Mi 4K Drone – Rebuilding “Mimi”…

…But First – What Happened?

Continuing yesterday’s saga … my initial thoughts were that the crash was caused by yet another battery failure. Except, I was using a brand new battery, just arrived from China. I’d checked before and after charging that the cell voltages were within tolerances. Then, replaying the crash in my mind, I realized the loud buzzing noise I’d heard was the motors trying to keep the drone stable. So, that eliminated one thing.

As I mentioned, I was walking while Mimi hovered. Was I accidentally pushing down on the left stick while I walked? I don’t know. It seems unlikely. Pushing a stick needs a certain amount of pressure which I think I would have been conscious of doing. Was the lanyard that holds the remote control wrapped around the left stick pushing it down? That’s a little more likely, but I think I would have noticed at some point.

Once I got Mimi home, I tried to check the on-board flight log. Unfortunately the Android version of the app doesn’t show stick movements, and I no longer have an iOS app which will work the Mi 4K. I logged into the drone’s firmware and yanked out the raw log files, but the only two ways I could find to view them showed me complete gibberish and utter gibberish…
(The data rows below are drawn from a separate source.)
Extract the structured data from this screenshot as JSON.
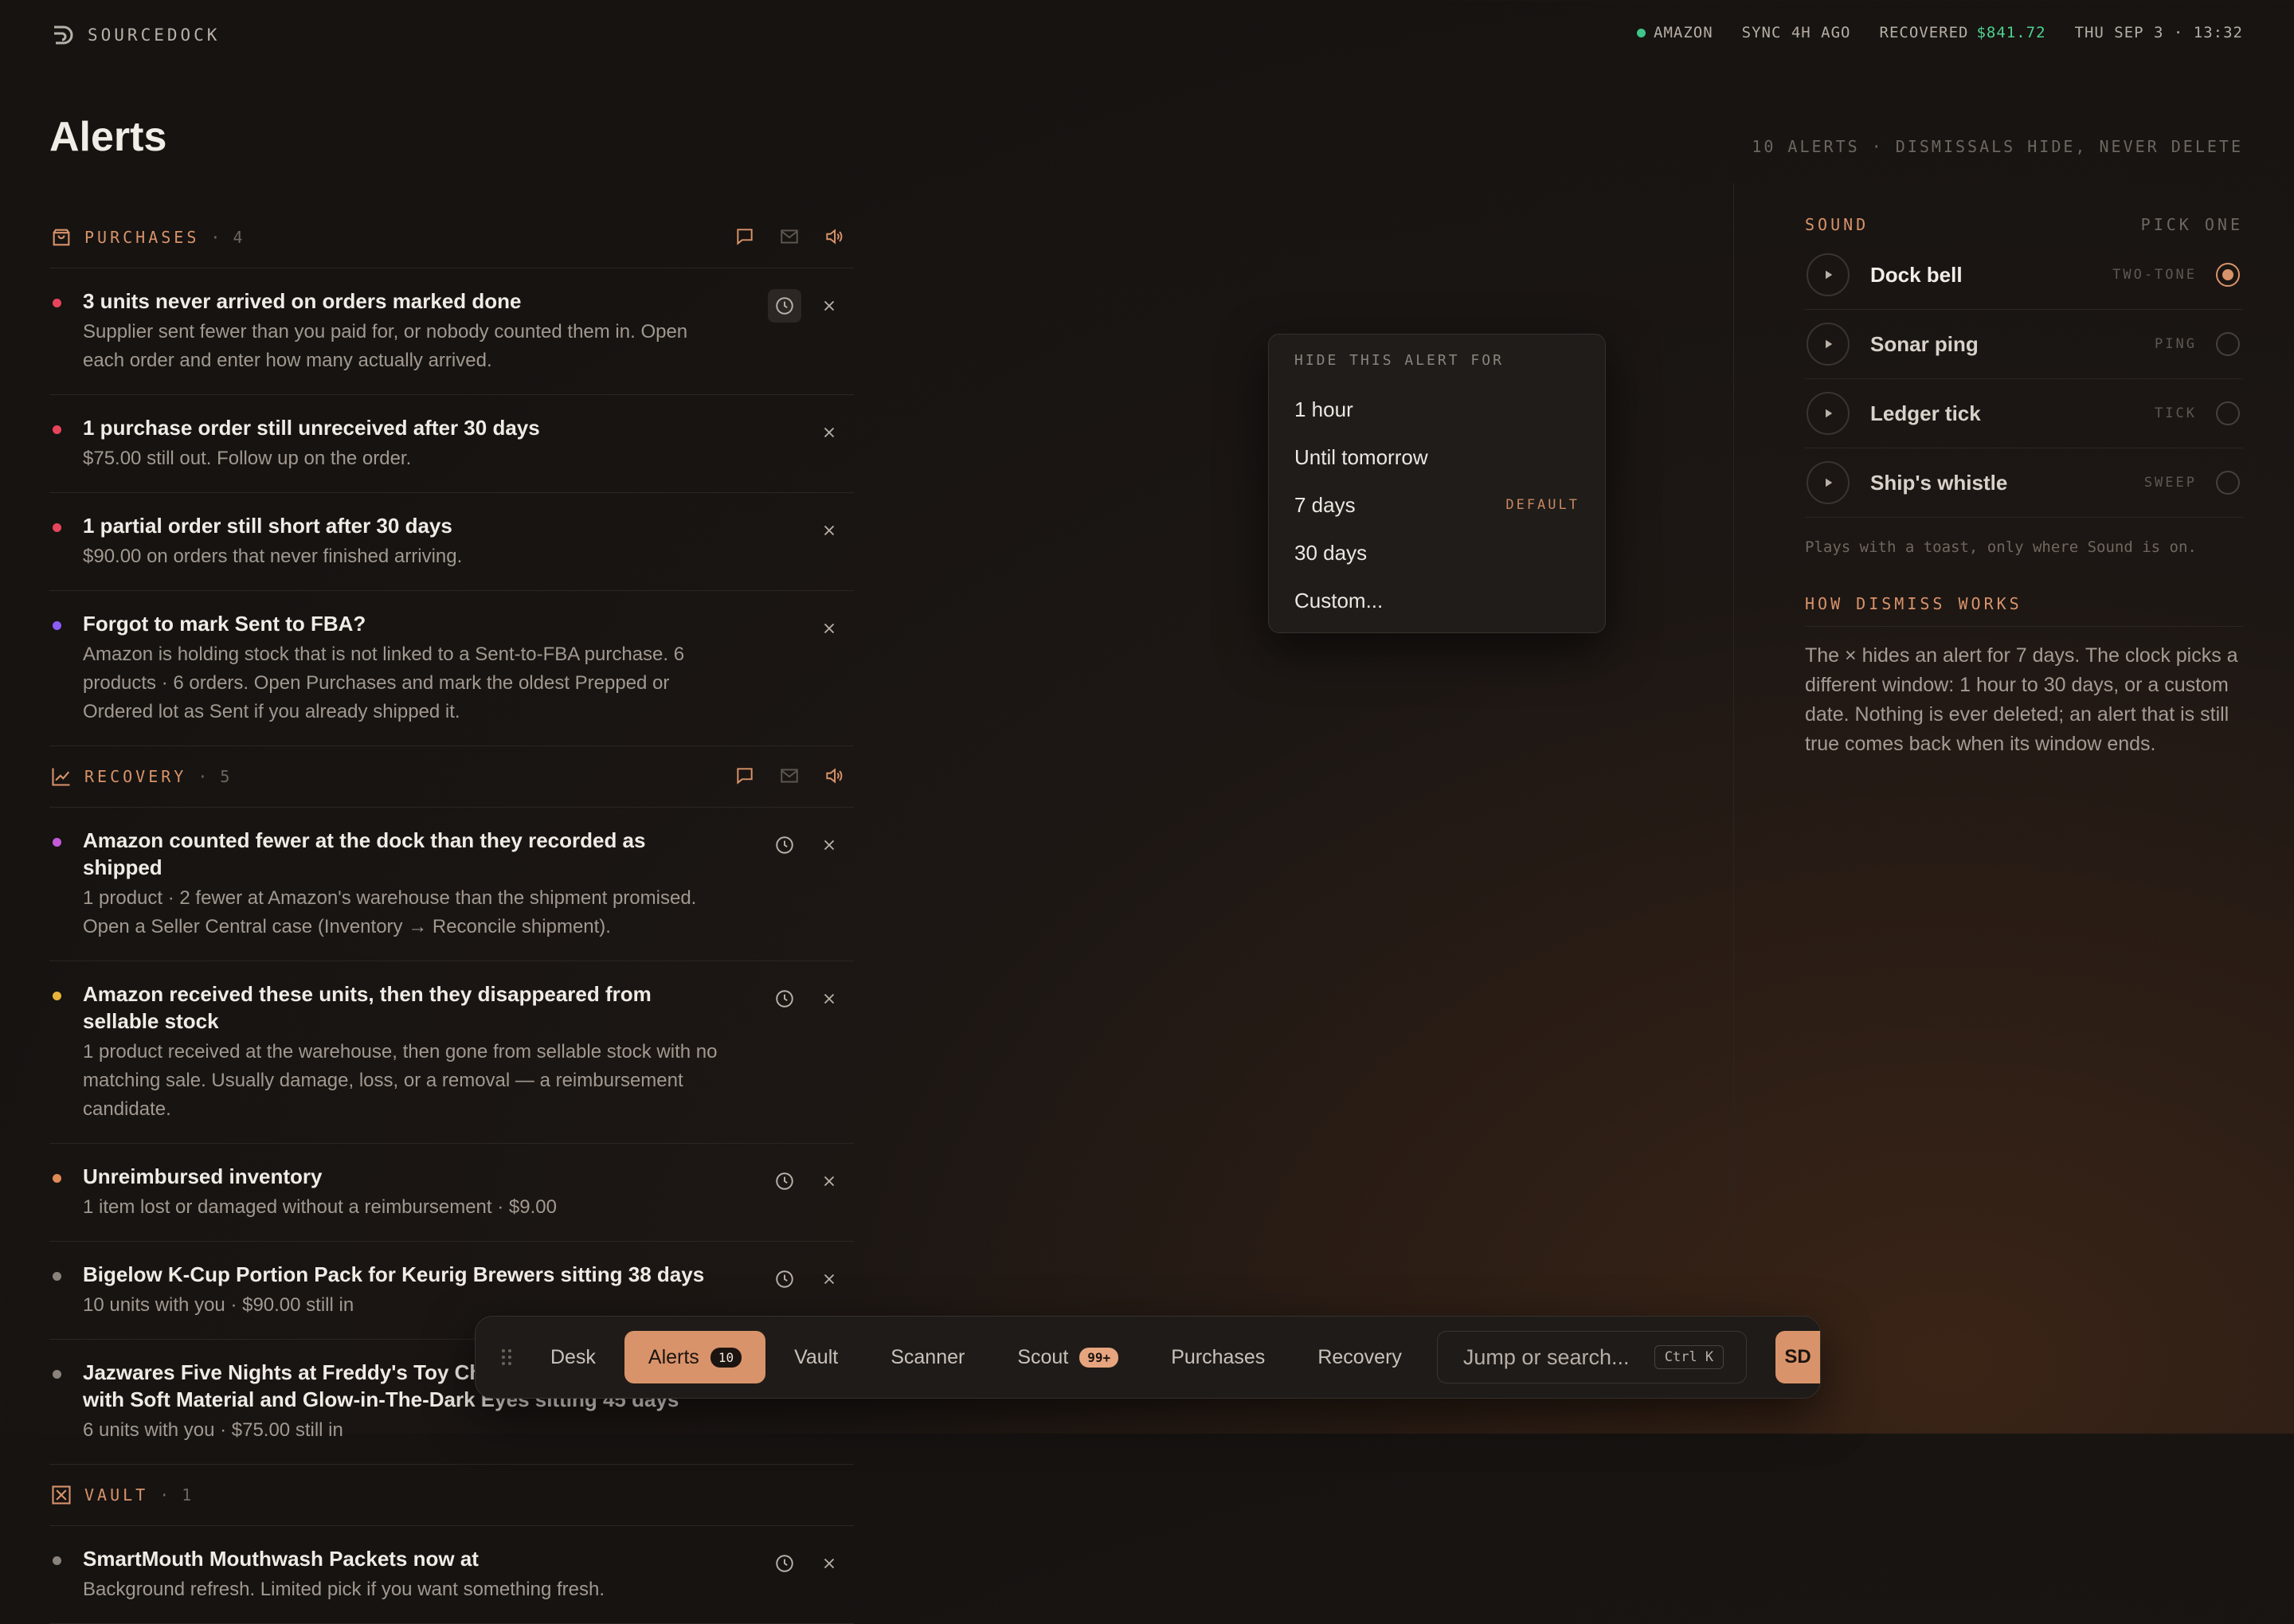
{
  "app": {
    "brand": "SOURCEDOCK"
  },
  "status": {
    "channel": "AMAZON",
    "sync": "SYNC 4H AGO",
    "recovered_label": "RECOVERED",
    "recovered_value": "$841.72",
    "clock": "THU SEP 3 · 13:32"
  },
  "page": {
    "title": "Alerts",
    "meta": "10 ALERTS · DISMISSALS HIDE, NEVER DELETE"
  },
  "sections": [
    {
      "title": "PURCHASES",
      "count": "· 4",
      "alerts": [
        {
          "title": "3 units never arrived on orders marked done",
          "desc": "Supplier sent fewer than you paid for, or nobody counted them in. Open each order and enter how many actually arrived.",
          "color": "#e8455a"
        },
        {
          "title": "1 purchase order still unreceived after 30 days",
          "desc": "$75.00 still out. Follow up on the order.",
          "color": "#e8455a"
        },
        {
          "title": "1 partial order still short after 30 days",
          "desc": "$90.00 on orders that never finished arriving.",
          "color": "#e8455a"
        },
        {
          "title": "Forgot to mark Sent to FBA?",
          "desc": "Amazon is holding stock that is not linked to a Sent-to-FBA purchase. 6 products · 6 orders. Open Purchases and mark the oldest Prepped or Ordered lot as Sent if you already shipped it.",
          "color": "#8b5cf6"
        }
      ]
    },
    {
      "title": "RECOVERY",
      "count": "· 5",
      "alerts": [
        {
          "title": "Amazon counted fewer at the dock than they recorded as shipped",
          "desc": "1 product · 2 fewer at Amazon's warehouse than the shipment promised. Open a Seller Central case (Inventory → Reconcile shipment).",
          "color": "#c55ad8"
        },
        {
          "title": "Amazon received these units, then they disappeared from sellable stock",
          "desc": "1 product received at the warehouse, then gone from sellable stock with no matching sale. Usually damage, loss, or a removal — a reimbursement candidate.",
          "color": "#e8b53a"
        },
        {
          "title": "Unreimbursed inventory",
          "desc": "1 item lost or damaged without a reimbursement · $9.00",
          "color": "#e08a55"
        },
        {
          "title": "Bigelow K-Cup Portion Pack for Keurig Brewers sitting 38 days",
          "desc": "10 units with you · $90.00 still in",
          "color": "#8a837c"
        },
        {
          "title": "Jazwares Five Nights at Freddy's Toy Chica Plush - 8-Inch Stuffie with Soft Material and Glow-in-The-Dark Eyes sitting 45 days",
          "desc": "6 units with you · $75.00 still in",
          "color": "#8a837c"
        }
      ]
    },
    {
      "title": "VAULT",
      "count": "· 1",
      "alerts": [
        {
          "title": "SmartMouth Mouthwash Packets now at",
          "desc": "Background refresh. Limited pick if you want something fresh.",
          "color": "#8a837c"
        }
      ]
    }
  ],
  "popover": {
    "heading": "HIDE THIS ALERT FOR",
    "options": [
      "1 hour",
      "Until tomorrow",
      "7 days",
      "30 days",
      "Custom..."
    ],
    "default_tag": "DEFAULT"
  },
  "sound": {
    "heading": "SOUND",
    "hint": "PICK ONE",
    "options": [
      {
        "name": "Dock bell",
        "tag": "TWO-TONE",
        "selected": true
      },
      {
        "name": "Sonar ping",
        "tag": "PING",
        "selected": false
      },
      {
        "name": "Ledger tick",
        "tag": "TICK",
        "selected": false
      },
      {
        "name": "Ship's whistle",
        "tag": "SWEEP",
        "selected": false
      }
    ],
    "note": "Plays with a toast, only where Sound is on."
  },
  "dismiss": {
    "heading": "HOW DISMISS WORKS",
    "body": "The × hides an alert for 7 days. The clock picks a different window: 1 hour to 30 days, or a custom date. Nothing is ever deleted; an alert that is still true comes back when its window ends."
  },
  "dock": {
    "items": [
      {
        "label": "Desk"
      },
      {
        "label": "Alerts",
        "badge": "10"
      },
      {
        "label": "Vault"
      },
      {
        "label": "Scanner"
      },
      {
        "label": "Scout",
        "badge": "99+"
      },
      {
        "label": "Purchases"
      },
      {
        "label": "Recovery"
      }
    ],
    "search_placeholder": "Jump or search...",
    "shortcut": "Ctrl K",
    "avatar": "SD"
  },
  "colors": {
    "accent": "#d9936a",
    "positive": "#4fd18f"
  },
  "icons": [
    "logo-icon",
    "bag-icon",
    "chart-icon",
    "vault-icon",
    "chat-icon",
    "mail-icon",
    "speaker-icon",
    "clock-icon",
    "close-icon",
    "play-icon",
    "grip-icon"
  ]
}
So, discovering the stick positions at the time of the crash isn’t going to happen. But, I think it unlikely the sticks were being moved, unless of course the wat has a drone-hating ghost which… never mind. Let’s not go there. Aside from which I’m a Pisces and we don’t believe in all that paranormal mumbo-jumbo.

So what did happen? My best guess is that a propellor detached. And that might have been my fault. A few weeks ago I did have a crash that was caused by a battery failure. I was thirty seconds into a flight across a river, when I spotted the battery failure warning message. I just managed to get the drone back over dry land when the voltage dropped to zero in one cell, and Mimi fell from a height of about two meters, bouncing and flipping over on landing. There was no visual damage, so I kept flying. I probably should have checked lots of things, especially the props. Slap on wrist.

Anyways, out of curiosity, I decided to see what would happen if I pressed the battery’s ON button (which also doubles as the OFF button.) I thought probably nothing would happen, or the LEDs would flash wildly to indicate a problem. So I put my fingers in my ears and pressed the button…

Yes, I have three hands. To my surprise, three lights came on, indicating the battery was working normally and was discharged by about 30% – which was to be expected. So, taking the next step, I tried to pair the drone with the remote. That worked. I fired up the app. Everything seemed to be normal. Then, for the last test, I took the drone outside, left it on the ground without propellors, and once there were enough GPS signals to allow me to fly, I tried to fire up the motors. They worked. Everything seemed to be normal. I was tempted to add props and try to fly, but that would have been really dumb, and I’m only quite dumb.

Feeling surprised and pleased, it was back to the workbench.

Mimi2 and Mimi4 have been stripped and the best parts chosen. I now have a rojak drone, or a bitsa drone…

Perhaps surprisingly, I decided to keep the lower half of Mimi4 despite the crash. Other than a few scratches, nothing seems damaged or bent in any way. I have changed the top panel and GPS unit, as they took the force of the upside down crash. Oh, and guess what, she needed new props! The main benefit though is that the serial number is in the bottom half of the airframe, and that’s what’s used for my drone liability insurance. Keeping that number saves a whole barrel-load of hassles.

And despite the fact the wind is currently gusting at over 30kph, I’m just back from a 15min test flight. Everything worked perfectly. Well, except for the camera, which I didn’t attach. I couldn’t see the point of potentially destroying or losing another one, even though it was a very conservative test…

And by way of a postscript… when the drone is working properly, so is the Android app. So I have been able to analyze the flight log from the crash. Nothing touched the sticks, Mimi just fell from 65 meters in 5 seconds! She’s a tough old bird, and I have to say, I really love flying this drone. I hope she lasts a lot longer.


...has been travelling the world for more than sixty years; having lived and worked in five countries and travelled to many many more.

He likes to write about his travels - present and past - along with his other main interests of Drones, Information Technology and Motorsport, and he adds a few general twitterings along the way.

Follow Paul on Facebook.

More Posts

Leave a Reply

Your email address will not be published. Required fields are marked *